CORSIA, the UN international agreement to limit CO2 emissions, will not be adequate, since firstly there is no offset for current aviation emissions – only growth. Secondly, the Committee on Climate Change has specifically advised that this is not enough. In its advice to the Secretary of State for Transport, it says “At the international level this includes the need for a long-term objective for the aviation sector in line with the Paris Agreement, and future CORSIA caps consistent with this that incentivise GGRs [greenhouse gas removals] for all emissions, not just emissions growth above 2020 levels.”[x] [our italics]. Thirdly, the various schemes of carbon capture are notoriously unreliable. Peat bogs get interfered with, trees get destroyed, land gets ploughed up – all over a period of 30 years or more taken to capture the carbon
Although uncertain at this stage, scientific thought is that CO2 emitted at high altitude has double the effect on global warming compared to CO2 being emitted at ground level.
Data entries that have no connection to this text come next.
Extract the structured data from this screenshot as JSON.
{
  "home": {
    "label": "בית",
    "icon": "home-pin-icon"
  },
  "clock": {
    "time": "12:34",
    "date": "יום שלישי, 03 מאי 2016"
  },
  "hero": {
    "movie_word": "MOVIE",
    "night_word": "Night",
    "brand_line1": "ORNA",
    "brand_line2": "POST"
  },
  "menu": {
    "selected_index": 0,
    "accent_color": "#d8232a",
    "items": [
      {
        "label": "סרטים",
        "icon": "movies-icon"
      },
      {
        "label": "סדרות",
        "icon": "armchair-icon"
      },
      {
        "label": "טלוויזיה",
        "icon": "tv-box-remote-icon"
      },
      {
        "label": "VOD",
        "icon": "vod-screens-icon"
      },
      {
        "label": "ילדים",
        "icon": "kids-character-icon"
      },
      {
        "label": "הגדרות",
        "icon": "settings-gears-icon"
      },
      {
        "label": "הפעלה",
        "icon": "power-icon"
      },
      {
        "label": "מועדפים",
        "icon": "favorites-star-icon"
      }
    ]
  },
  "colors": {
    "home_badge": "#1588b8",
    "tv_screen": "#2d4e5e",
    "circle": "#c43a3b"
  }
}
In addition, non-CO2 greenhouse gases (e.g. water/steam, NO2) will double the global warming effect again (making the effect 4 times greater than CO2 emitted at ground level). The “Precautionary Principle” set out in the UN Conference on Environment and Development in Rio de Janeiro in June 1992 would dictate that such huge differences should be observed pending further investigation and certainty
So, question for Heathrow: How can you possibly claim with any truth that you will be carbon neutral by 2050 or earlier?
[i] See Heathrow post on 21st February 2020 at https://www.heathrow.com/latest-news/heathrow-targets-zero-carbon-airport-by-mid-2030s
[ii] Source Heathrow Consultation PEIR Vol 1 Chapter 9.7 and 9.10 and Graphic 9.7 (page 9.52)
[iii] Source Committee on Climate Change report to Parliament 2019
[v] Source CAA figures for total ATMs at all commercial airports in the UK https://www.caa.co.uk/Data-and-analysis/UK-aviation-market/Airports/Datasets/UK-Airport-data/Airport-data-2018/ Table 6
[vi] Source Heathrow Consultation PEIR see note 2
[vii] Source letter from Committee on Climate Change to Grant Shapps MP Sec of State for Transport dated 24th September 2019
[viii] Source Heathrow Consultation PEIR see note 2
[x] See footnote 7